Return each record verbatim, images excluded.
++++++++++
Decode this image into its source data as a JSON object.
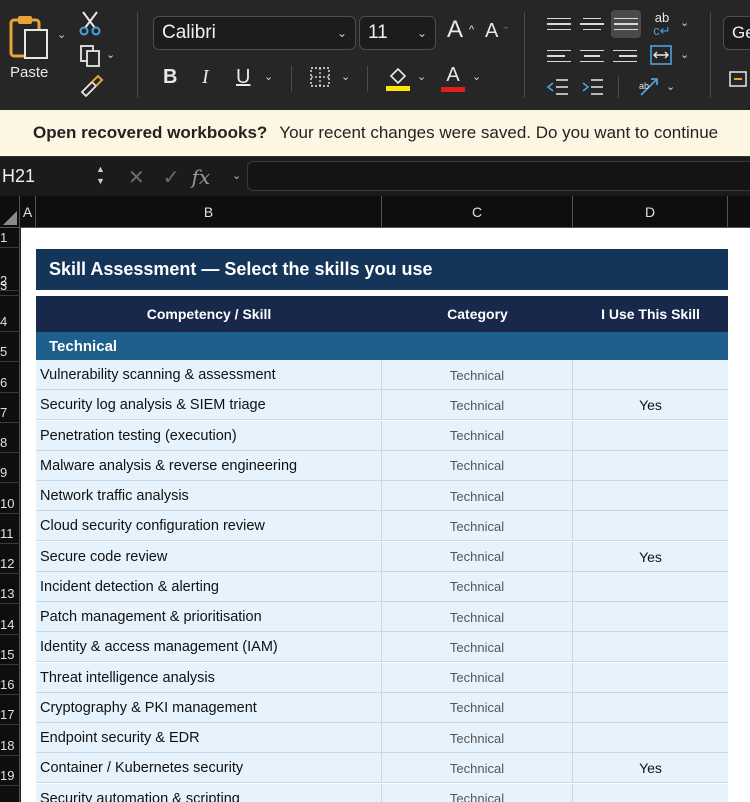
{
  "ribbon": {
    "paste_label": "Paste",
    "font_name": "Calibri",
    "font_size": "11",
    "bold": "B",
    "italic": "I",
    "underline": "U",
    "grow_font": "A",
    "shrink_font": "A",
    "font_color_glyph": "A",
    "next_group_label": "Ge",
    "wrap_glyph": "ab",
    "icons": [
      "clipboard-icon",
      "scissors-icon",
      "copy-icon",
      "format-painter-icon",
      "borders-icon",
      "fill-color-icon",
      "font-color-icon",
      "align-icon",
      "wrap-text-icon",
      "merge-icon",
      "orientation-icon",
      "cell-styles-icon"
    ],
    "fill_color": "#ffe500",
    "font_color": "#e0201c"
  },
  "message_bar": {
    "title": "Open recovered workbooks?",
    "text": "Your recent changes were saved. Do you want to continue"
  },
  "formula_bar": {
    "name_box": "H21",
    "cancel": "✕",
    "enter": "✓",
    "fx": "fx",
    "formula": ""
  },
  "columns": [
    "A",
    "B",
    "C",
    "D"
  ],
  "rows": [
    "1",
    "2",
    "3",
    "4",
    "5",
    "6",
    "7",
    "8",
    "9",
    "10",
    "11",
    "12",
    "13",
    "14",
    "15",
    "16",
    "17",
    "18",
    "19"
  ],
  "sheet": {
    "title": "Skill Assessment — Select the skills you use",
    "headers": {
      "skill": "Competency / Skill",
      "category": "Category",
      "use": "I Use This Skill"
    },
    "section": "Technical",
    "items": [
      {
        "skill": "Vulnerability scanning & assessment",
        "category": "Technical",
        "use": ""
      },
      {
        "skill": "Security log analysis & SIEM triage",
        "category": "Technical",
        "use": "Yes"
      },
      {
        "skill": "Penetration testing (execution)",
        "category": "Technical",
        "use": ""
      },
      {
        "skill": "Malware analysis & reverse engineering",
        "category": "Technical",
        "use": ""
      },
      {
        "skill": "Network traffic analysis",
        "category": "Technical",
        "use": ""
      },
      {
        "skill": "Cloud security configuration review",
        "category": "Technical",
        "use": ""
      },
      {
        "skill": "Secure code review",
        "category": "Technical",
        "use": "Yes"
      },
      {
        "skill": "Incident detection & alerting",
        "category": "Technical",
        "use": ""
      },
      {
        "skill": "Patch management & prioritisation",
        "category": "Technical",
        "use": ""
      },
      {
        "skill": "Identity & access management (IAM)",
        "category": "Technical",
        "use": ""
      },
      {
        "skill": "Threat intelligence analysis",
        "category": "Technical",
        "use": ""
      },
      {
        "skill": "Cryptography & PKI management",
        "category": "Technical",
        "use": ""
      },
      {
        "skill": "Endpoint security & EDR",
        "category": "Technical",
        "use": ""
      },
      {
        "skill": "Container / Kubernetes security",
        "category": "Technical",
        "use": "Yes"
      },
      {
        "skill": "Security automation & scripting",
        "category": "Technical",
        "use": ""
      }
    ]
  }
}
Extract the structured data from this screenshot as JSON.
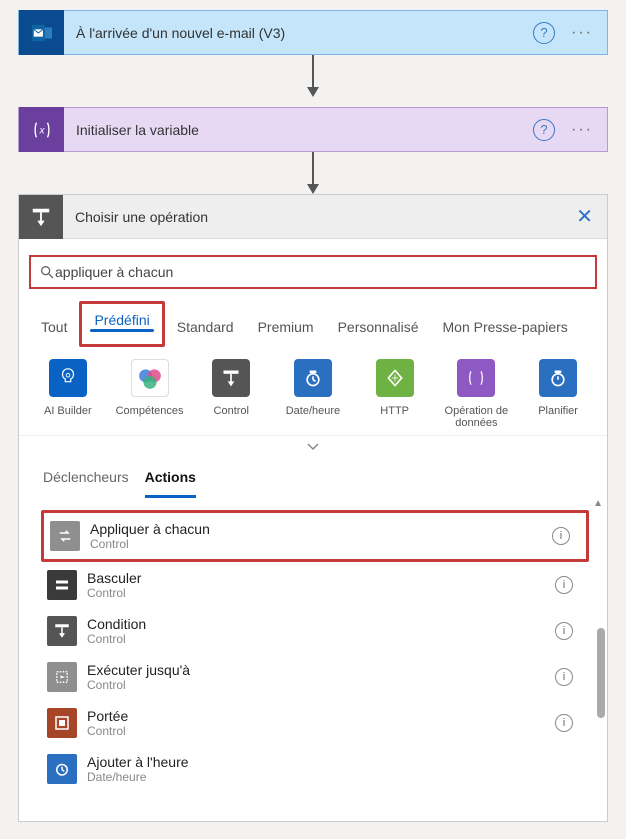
{
  "steps": [
    {
      "title": "À l'arrivée d'un nouvel e-mail (V3)"
    },
    {
      "title": "Initialiser la variable"
    }
  ],
  "op_panel": {
    "title": "Choisir une opération",
    "search_value": "appliquer à chacun",
    "category_tabs": [
      "Tout",
      "Prédéfini",
      "Standard",
      "Premium",
      "Personnalisé",
      "Mon Presse-papiers"
    ],
    "active_category": "Prédéfini",
    "connectors": [
      {
        "label": "AI Builder",
        "color": "#0a62c4"
      },
      {
        "label": "Compétences",
        "color": "#ffffff",
        "special": "copilot"
      },
      {
        "label": "Control",
        "color": "#555555"
      },
      {
        "label": "Date/heure",
        "color": "#2a6fc0"
      },
      {
        "label": "HTTP",
        "color": "#6fb244"
      },
      {
        "label": "Opération de données",
        "color": "#8e59c2"
      },
      {
        "label": "Planifier",
        "color": "#2a6fc0"
      }
    ],
    "sub_tabs": [
      "Déclencheurs",
      "Actions"
    ],
    "active_subtab": "Actions",
    "actions": [
      {
        "title": "Appliquer à chacun",
        "sub": "Control",
        "color": "#8f8f8f",
        "icon": "loop",
        "highlight": true
      },
      {
        "title": "Basculer",
        "sub": "Control",
        "color": "#3a3a3a",
        "icon": "switch"
      },
      {
        "title": "Condition",
        "sub": "Control",
        "color": "#555555",
        "icon": "condition"
      },
      {
        "title": "Exécuter jusqu'à",
        "sub": "Control",
        "color": "#8f8f8f",
        "icon": "until"
      },
      {
        "title": "Portée",
        "sub": "Control",
        "color": "#a64528",
        "icon": "scope"
      },
      {
        "title": "Ajouter à l'heure",
        "sub": "Date/heure",
        "color": "#2a6fc0",
        "icon": "clock"
      }
    ]
  }
}
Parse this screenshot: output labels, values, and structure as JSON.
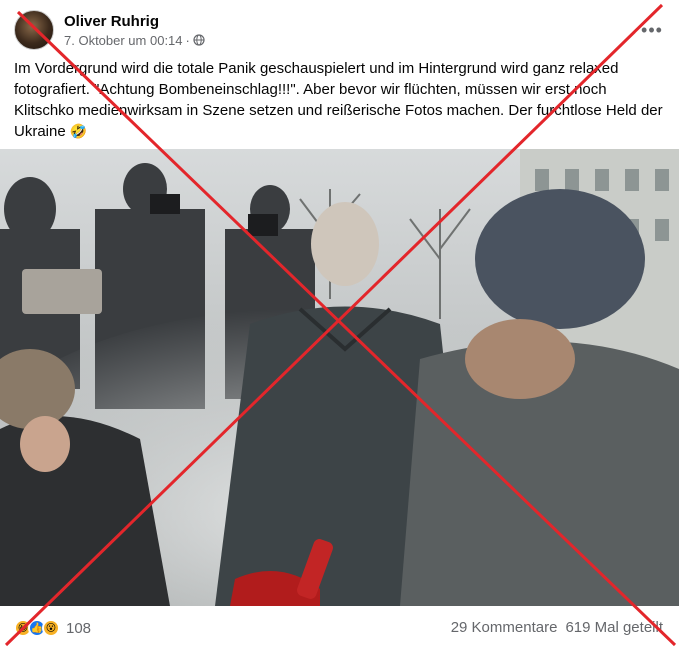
{
  "post": {
    "author": "Oliver Ruhrig",
    "date": "7. Oktober um 00:14",
    "separator": "·",
    "privacy_icon": "globe-icon",
    "more_icon": "more-options-icon",
    "text_part1": "Im Vordergrund wird die totale Panik geschauspielert und im Hintergrund wird ganz relaxed fotografiert. \"Achtung Bombeneinschlag!!!\". Aber bevor wir flüchten, müssen wir erst noch Klitschko medienwirksam in Szene setzen und reißerische Fotos machen. Der furchtlose Held der Ukraine",
    "text_emoji": "🤣"
  },
  "footer": {
    "reactions": [
      "haha",
      "like",
      "wow"
    ],
    "reaction_count": "108",
    "comments": "29 Kommentare",
    "shares": "619 Mal geteilt"
  },
  "overlay": {
    "cross_color": "#e3262b"
  },
  "photo": {
    "description_icon": "news-photo-image"
  }
}
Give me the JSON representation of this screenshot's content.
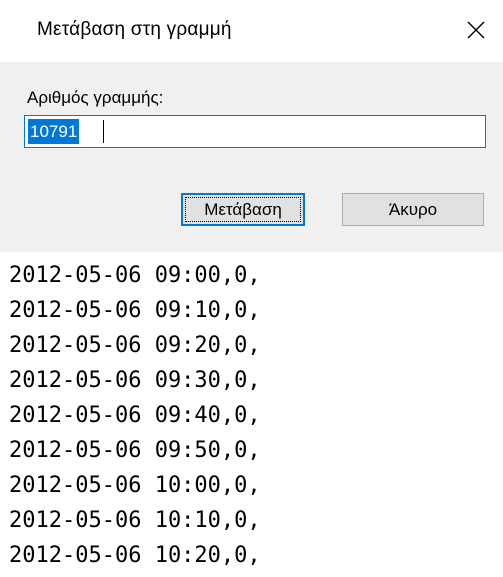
{
  "dialog": {
    "title": "Μετάβαση στη γραμμή",
    "close_icon": "close-icon",
    "line_number_label": "Αριθμός γραμμής:",
    "line_number_value": "10791",
    "go_button_label": "Μετάβαση",
    "cancel_button_label": "Άκυρο"
  },
  "editor": {
    "lines": [
      "2012-05-06 09:00,0,",
      "2012-05-06 09:10,0,",
      "2012-05-06 09:20,0,",
      "2012-05-06 09:30,0,",
      "2012-05-06 09:40,0,",
      "2012-05-06 09:50,0,",
      "2012-05-06 10:00,0,",
      "2012-05-06 10:10,0,",
      "2012-05-06 10:20,0,"
    ]
  },
  "colors": {
    "accent": "#0078d7",
    "dialog_body": "#f0f0f0",
    "button_face": "#e1e1e1"
  }
}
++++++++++
## WRITTEN SOLUTION
Decode this image into its source data as a JSON object.
{
  "ribbon": {
    "paste_label": "Paste",
    "font_name": "Calibri",
    "font_size": "11",
    "bold": "B",
    "italic": "I",
    "underline": "U",
    "grow_font": "A",
    "shrink_font": "A",
    "font_color_glyph": "A",
    "next_group_label": "Ge",
    "wrap_glyph": "ab",
    "icons": [
      "clipboard-icon",
      "scissors-icon",
      "copy-icon",
      "format-painter-icon",
      "borders-icon",
      "fill-color-icon",
      "font-color-icon",
      "align-icon",
      "wrap-text-icon",
      "merge-icon",
      "orientation-icon",
      "cell-styles-icon"
    ],
    "fill_color": "#ffe500",
    "font_color": "#e0201c"
  },
  "message_bar": {
    "title": "Open recovered workbooks?",
    "text": "Your recent changes were saved. Do you want to continue"
  },
  "formula_bar": {
    "name_box": "H21",
    "cancel": "✕",
    "enter": "✓",
    "fx": "fx",
    "formula": ""
  },
  "columns": [
    "A",
    "B",
    "C",
    "D"
  ],
  "rows": [
    "1",
    "2",
    "3",
    "4",
    "5",
    "6",
    "7",
    "8",
    "9",
    "10",
    "11",
    "12",
    "13",
    "14",
    "15",
    "16",
    "17",
    "18",
    "19"
  ],
  "sheet": {
    "title": "Skill Assessment — Select the skills you use",
    "headers": {
      "skill": "Competency / Skill",
      "category": "Category",
      "use": "I Use This Skill"
    },
    "section": "Technical",
    "items": [
      {
        "skill": "Vulnerability scanning & assessment",
        "category": "Technical",
        "use": ""
      },
      {
        "skill": "Security log analysis & SIEM triage",
        "category": "Technical",
        "use": "Yes"
      },
      {
        "skill": "Penetration testing (execution)",
        "category": "Technical",
        "use": ""
      },
      {
        "skill": "Malware analysis & reverse engineering",
        "category": "Technical",
        "use": ""
      },
      {
        "skill": "Network traffic analysis",
        "category": "Technical",
        "use": ""
      },
      {
        "skill": "Cloud security configuration review",
        "category": "Technical",
        "use": ""
      },
      {
        "skill": "Secure code review",
        "category": "Technical",
        "use": "Yes"
      },
      {
        "skill": "Incident detection & alerting",
        "category": "Technical",
        "use": ""
      },
      {
        "skill": "Patch management & prioritisation",
        "category": "Technical",
        "use": ""
      },
      {
        "skill": "Identity & access management (IAM)",
        "category": "Technical",
        "use": ""
      },
      {
        "skill": "Threat intelligence analysis",
        "category": "Technical",
        "use": ""
      },
      {
        "skill": "Cryptography & PKI management",
        "category": "Technical",
        "use": ""
      },
      {
        "skill": "Endpoint security & EDR",
        "category": "Technical",
        "use": ""
      },
      {
        "skill": "Container / Kubernetes security",
        "category": "Technical",
        "use": "Yes"
      },
      {
        "skill": "Security automation & scripting",
        "category": "Technical",
        "use": ""
      }
    ]
  }
}
Extract the structured data from this screenshot as JSON.
{
  "steps": [
    {
      "title": "À l'arrivée d'un nouvel e-mail (V3)"
    },
    {
      "title": "Initialiser la variable"
    }
  ],
  "op_panel": {
    "title": "Choisir une opération",
    "search_value": "appliquer à chacun",
    "category_tabs": [
      "Tout",
      "Prédéfini",
      "Standard",
      "Premium",
      "Personnalisé",
      "Mon Presse-papiers"
    ],
    "active_category": "Prédéfini",
    "connectors": [
      {
        "label": "AI Builder",
        "color": "#0a62c4"
      },
      {
        "label": "Compétences",
        "color": "#ffffff",
        "special": "copilot"
      },
      {
        "label": "Control",
        "color": "#555555"
      },
      {
        "label": "Date/heure",
        "color": "#2a6fc0"
      },
      {
        "label": "HTTP",
        "color": "#6fb244"
      },
      {
        "label": "Opération de données",
        "color": "#8e59c2"
      },
      {
        "label": "Planifier",
        "color": "#2a6fc0"
      }
    ],
    "sub_tabs": [
      "Déclencheurs",
      "Actions"
    ],
    "active_subtab": "Actions",
    "actions": [
      {
        "title": "Appliquer à chacun",
        "sub": "Control",
        "color": "#8f8f8f",
        "icon": "loop",
        "highlight": true
      },
      {
        "title": "Basculer",
        "sub": "Control",
        "color": "#3a3a3a",
        "icon": "switch"
      },
      {
        "title": "Condition",
        "sub": "Control",
        "color": "#555555",
        "icon": "condition"
      },
      {
        "title": "Exécuter jusqu'à",
        "sub": "Control",
        "color": "#8f8f8f",
        "icon": "until"
      },
      {
        "title": "Portée",
        "sub": "Control",
        "color": "#a64528",
        "icon": "scope"
      },
      {
        "title": "Ajouter à l'heure",
        "sub": "Date/heure",
        "color": "#2a6fc0",
        "icon": "clock"
      }
    ]
  }
}
Parse this screenshot: output labels, values, and structure as JSON.
{
  "post": {
    "author": "Oliver Ruhrig",
    "date": "7. Oktober um 00:14",
    "separator": "·",
    "privacy_icon": "globe-icon",
    "more_icon": "more-options-icon",
    "text_part1": "Im Vordergrund wird die totale Panik geschauspielert und im Hintergrund wird ganz relaxed fotografiert. \"Achtung Bombeneinschlag!!!\". Aber bevor wir flüchten, müssen wir erst noch Klitschko medienwirksam in Szene setzen und reißerische Fotos machen. Der furchtlose Held der Ukraine",
    "text_emoji": "🤣"
  },
  "footer": {
    "reactions": [
      "haha",
      "like",
      "wow"
    ],
    "reaction_count": "108",
    "comments": "29 Kommentare",
    "shares": "619 Mal geteilt"
  },
  "overlay": {
    "cross_color": "#e3262b"
  },
  "photo": {
    "description_icon": "news-photo-image"
  }
}
Give me the JSON representation of this screenshot's content.
{
  "dialog": {
    "title": "Μετάβαση στη γραμμή",
    "close_icon": "close-icon",
    "line_number_label": "Αριθμός γραμμής:",
    "line_number_value": "10791",
    "go_button_label": "Μετάβαση",
    "cancel_button_label": "Άκυρο"
  },
  "editor": {
    "lines": [
      "2012-05-06 09:00,0,",
      "2012-05-06 09:10,0,",
      "2012-05-06 09:20,0,",
      "2012-05-06 09:30,0,",
      "2012-05-06 09:40,0,",
      "2012-05-06 09:50,0,",
      "2012-05-06 10:00,0,",
      "2012-05-06 10:10,0,",
      "2012-05-06 10:20,0,"
    ]
  },
  "colors": {
    "accent": "#0078d7",
    "dialog_body": "#f0f0f0",
    "button_face": "#e1e1e1"
  }
}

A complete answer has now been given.